Exercise details:
Look through the listing below, find every line with the string "Controllers", and copy it.
(Supplied records Opens)
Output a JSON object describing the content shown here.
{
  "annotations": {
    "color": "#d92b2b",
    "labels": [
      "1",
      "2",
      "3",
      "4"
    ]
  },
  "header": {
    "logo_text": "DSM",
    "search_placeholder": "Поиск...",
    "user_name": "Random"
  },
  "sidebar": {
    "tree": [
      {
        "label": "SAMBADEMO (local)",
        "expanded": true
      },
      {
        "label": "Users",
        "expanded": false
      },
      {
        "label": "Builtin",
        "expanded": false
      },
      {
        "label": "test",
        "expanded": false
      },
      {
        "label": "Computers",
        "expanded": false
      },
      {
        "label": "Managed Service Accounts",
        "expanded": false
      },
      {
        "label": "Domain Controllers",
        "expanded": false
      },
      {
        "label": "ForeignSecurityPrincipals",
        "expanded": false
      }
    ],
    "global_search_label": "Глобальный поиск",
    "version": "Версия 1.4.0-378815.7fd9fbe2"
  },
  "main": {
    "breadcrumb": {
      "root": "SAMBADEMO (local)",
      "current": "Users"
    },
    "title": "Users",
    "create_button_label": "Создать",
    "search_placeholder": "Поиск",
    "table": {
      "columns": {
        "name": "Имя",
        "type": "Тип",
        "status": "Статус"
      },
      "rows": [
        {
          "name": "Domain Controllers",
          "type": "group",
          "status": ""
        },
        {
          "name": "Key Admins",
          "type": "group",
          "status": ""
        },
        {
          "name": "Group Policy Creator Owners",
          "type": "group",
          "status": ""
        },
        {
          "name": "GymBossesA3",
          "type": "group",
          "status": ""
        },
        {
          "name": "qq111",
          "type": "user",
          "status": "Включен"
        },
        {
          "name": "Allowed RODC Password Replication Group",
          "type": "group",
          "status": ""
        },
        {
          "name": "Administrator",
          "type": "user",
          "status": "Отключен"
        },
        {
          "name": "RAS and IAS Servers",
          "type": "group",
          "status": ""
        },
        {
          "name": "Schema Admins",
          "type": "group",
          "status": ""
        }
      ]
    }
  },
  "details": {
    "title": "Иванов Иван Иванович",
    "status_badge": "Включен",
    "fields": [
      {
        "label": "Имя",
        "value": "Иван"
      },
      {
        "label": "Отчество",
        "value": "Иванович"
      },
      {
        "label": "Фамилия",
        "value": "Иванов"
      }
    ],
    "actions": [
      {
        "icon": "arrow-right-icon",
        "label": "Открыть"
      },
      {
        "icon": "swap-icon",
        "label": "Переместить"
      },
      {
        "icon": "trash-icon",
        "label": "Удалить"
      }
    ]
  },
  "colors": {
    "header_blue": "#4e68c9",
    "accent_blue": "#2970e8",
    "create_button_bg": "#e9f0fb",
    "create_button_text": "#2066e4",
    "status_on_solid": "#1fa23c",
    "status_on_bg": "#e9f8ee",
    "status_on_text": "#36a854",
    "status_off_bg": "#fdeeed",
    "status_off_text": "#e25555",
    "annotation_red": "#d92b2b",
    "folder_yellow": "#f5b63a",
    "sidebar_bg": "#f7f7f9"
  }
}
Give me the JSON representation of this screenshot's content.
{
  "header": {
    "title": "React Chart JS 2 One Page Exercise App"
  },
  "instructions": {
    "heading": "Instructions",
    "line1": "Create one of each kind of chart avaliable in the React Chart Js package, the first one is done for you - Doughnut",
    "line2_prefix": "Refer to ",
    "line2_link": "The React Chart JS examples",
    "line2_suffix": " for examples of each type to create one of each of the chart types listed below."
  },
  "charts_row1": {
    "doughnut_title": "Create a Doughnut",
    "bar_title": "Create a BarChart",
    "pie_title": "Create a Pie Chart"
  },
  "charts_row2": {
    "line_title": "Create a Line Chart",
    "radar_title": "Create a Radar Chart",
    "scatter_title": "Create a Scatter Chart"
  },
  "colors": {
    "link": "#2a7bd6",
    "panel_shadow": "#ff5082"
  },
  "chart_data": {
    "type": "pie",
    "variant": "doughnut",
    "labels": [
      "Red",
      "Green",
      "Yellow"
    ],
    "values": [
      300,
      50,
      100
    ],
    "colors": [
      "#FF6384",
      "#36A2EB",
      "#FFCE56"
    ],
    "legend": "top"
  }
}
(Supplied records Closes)
Final answer:
        "label": "Domain Controllers",
          "name": "Domain Controllers",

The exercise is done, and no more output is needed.